The results diverge considerably with business leaders’ understanding of what drives IT professionals’ career choices. 71% of employers thought that salary would be the deciding factor, while only one in five (21%) were aware of the importance of a clear job description. When many IT candidates are more than willing to discuss the wider offer, it is important not to overestimate a single element of the reward package if businesses are to attract high calibre IT talent.
‘It is crucial that businesses understand how to tailor their approach to attract and retain IT professionals,’ said Richard Protherough, Managing Director of Spring Technology. ‘A complex war for talent with tailored offers, is replacing the old ‘one size fits all’ methodology where employers competed on who could offer the highest salary.’

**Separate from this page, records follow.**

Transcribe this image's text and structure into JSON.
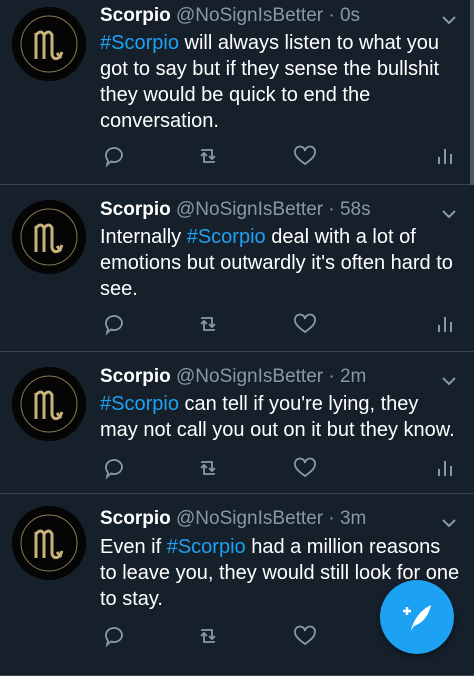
{
  "tweets": [
    {
      "name": "Scorpio",
      "handle": "@NoSignIsBetter",
      "sep": "·",
      "time": "0s",
      "pre": "",
      "hashtag": "#Scorpio",
      "post": " will always listen to what you got to say but if they sense the bullshit they would be quick to end the conversation."
    },
    {
      "name": "Scorpio",
      "handle": "@NoSignIsBetter",
      "sep": "·",
      "time": "58s",
      "pre": "Internally ",
      "hashtag": "#Scorpio",
      "post": " deal with a lot of emotions but outwardly it's often hard to see."
    },
    {
      "name": "Scorpio",
      "handle": "@NoSignIsBetter",
      "sep": "·",
      "time": "2m",
      "pre": "",
      "hashtag": "#Scorpio",
      "post": " can tell if you're lying, they may not call you out on it but they know."
    },
    {
      "name": "Scorpio",
      "handle": "@NoSignIsBetter",
      "sep": "·",
      "time": "3m",
      "pre": "Even if ",
      "hashtag": "#Scorpio",
      "post": " had a million reasons to leave you, they would still look for one to stay."
    }
  ],
  "icons": {
    "reply": "reply-icon",
    "retweet": "retweet-icon",
    "like": "heart-icon",
    "analytics": "analytics-icon",
    "menu": "chevron-down-icon",
    "compose": "compose-tweet-icon"
  },
  "colors": {
    "background": "#15202b",
    "accent": "#1da1f2",
    "muted": "#8899a6",
    "divider": "#38444d"
  }
}
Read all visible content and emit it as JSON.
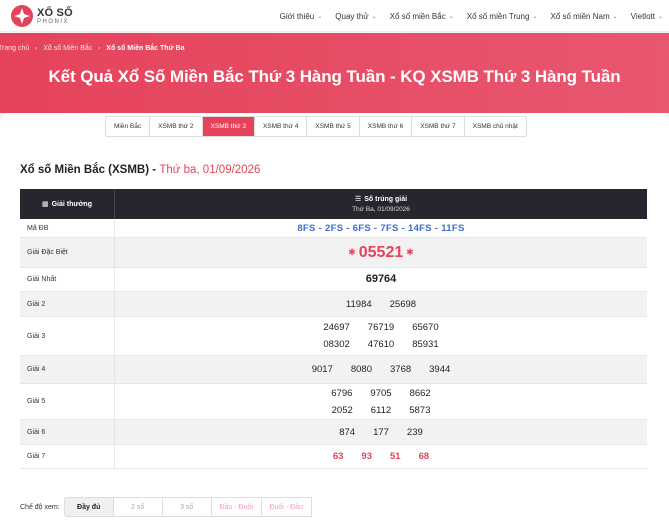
{
  "brand": {
    "name": "XỔ SỐ",
    "sub": "PHONIX",
    "accent": "#e5435b"
  },
  "nav": [
    {
      "label": "Giới thiệu",
      "dropdown": true
    },
    {
      "label": "Quay thử",
      "dropdown": true
    },
    {
      "label": "Xổ số miền Bắc",
      "dropdown": true
    },
    {
      "label": "Xổ số miền Trung",
      "dropdown": true
    },
    {
      "label": "Xổ số miền Nam",
      "dropdown": true
    },
    {
      "label": "Vietlott",
      "dropdown": true
    }
  ],
  "breadcrumb": [
    "Trang chủ",
    "Xổ số Miền Bắc",
    "Xổ số Miền Bắc Thứ Ba"
  ],
  "hero_title": "Kết Quả Xổ Số Miền Bắc Thứ 3 Hàng Tuần - KQ XSMB Thứ 3 Hàng Tuần",
  "tabs": [
    {
      "label": "Miền Bắc",
      "active": false
    },
    {
      "label": "XSMB thứ 2",
      "active": false
    },
    {
      "label": "XSMB thứ 3",
      "active": true
    },
    {
      "label": "XSMB thứ 4",
      "active": false
    },
    {
      "label": "XSMB thứ 5",
      "active": false
    },
    {
      "label": "XSMB thứ 6",
      "active": false
    },
    {
      "label": "XSMB thứ 7",
      "active": false
    },
    {
      "label": "XSMB chủ nhật",
      "active": false
    }
  ],
  "section": {
    "title": "Xổ số Miền Bắc (XSMB)",
    "dash": " - ",
    "date": "Thứ ba, 01/09/2026"
  },
  "table": {
    "col1": "Giải thưởng",
    "col2": "Số trúng giải",
    "col2_sub": "Thứ Ba, 01/09/2026",
    "rows": [
      {
        "label": "Mã ĐB",
        "kind": "mdb",
        "lines": [
          [
            "8FS - 2FS - 6FS - 7FS - 14FS - 11FS"
          ]
        ]
      },
      {
        "label": "Giải Đặc Biệt",
        "kind": "db",
        "lines": [
          [
            "05521"
          ]
        ]
      },
      {
        "label": "Giải Nhất",
        "kind": "g1",
        "lines": [
          [
            "69764"
          ]
        ]
      },
      {
        "label": "Giải 2",
        "kind": "normal",
        "lines": [
          [
            "11984",
            "25698"
          ]
        ]
      },
      {
        "label": "Giải 3",
        "kind": "normal",
        "lines": [
          [
            "24697",
            "76719",
            "65670"
          ],
          [
            "08302",
            "47610",
            "85931"
          ]
        ]
      },
      {
        "label": "Giải 4",
        "kind": "normal",
        "lines": [
          [
            "9017",
            "8080",
            "3768",
            "3944"
          ]
        ]
      },
      {
        "label": "Giải 5",
        "kind": "normal",
        "lines": [
          [
            "6796",
            "9705",
            "8662"
          ],
          [
            "2052",
            "6112",
            "5873"
          ]
        ]
      },
      {
        "label": "Giải 6",
        "kind": "normal",
        "lines": [
          [
            "874",
            "177",
            "239"
          ]
        ]
      },
      {
        "label": "Giải 7",
        "kind": "red",
        "lines": [
          [
            "63",
            "93",
            "51",
            "68"
          ]
        ]
      }
    ]
  },
  "mode": {
    "label": "Chế độ xem:",
    "options": [
      "Đầy đủ",
      "2 số",
      "3 số",
      "Đầu - Đuôi",
      "Đuôi - Đầu"
    ],
    "active": 0
  }
}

‘Today’s business leaders need to learn to cater for a mixed workforce where as many as four generations could be working together. Those employers who will succeed in securing IT talent will be those who make their package relevant to the people they’re trying to attract. Flexible working, opportunities for travel and company reputation all influence the career decisions of IT professionals, and should be considered as part of the overall package to attract and retain the best talent in a candidate-led market.’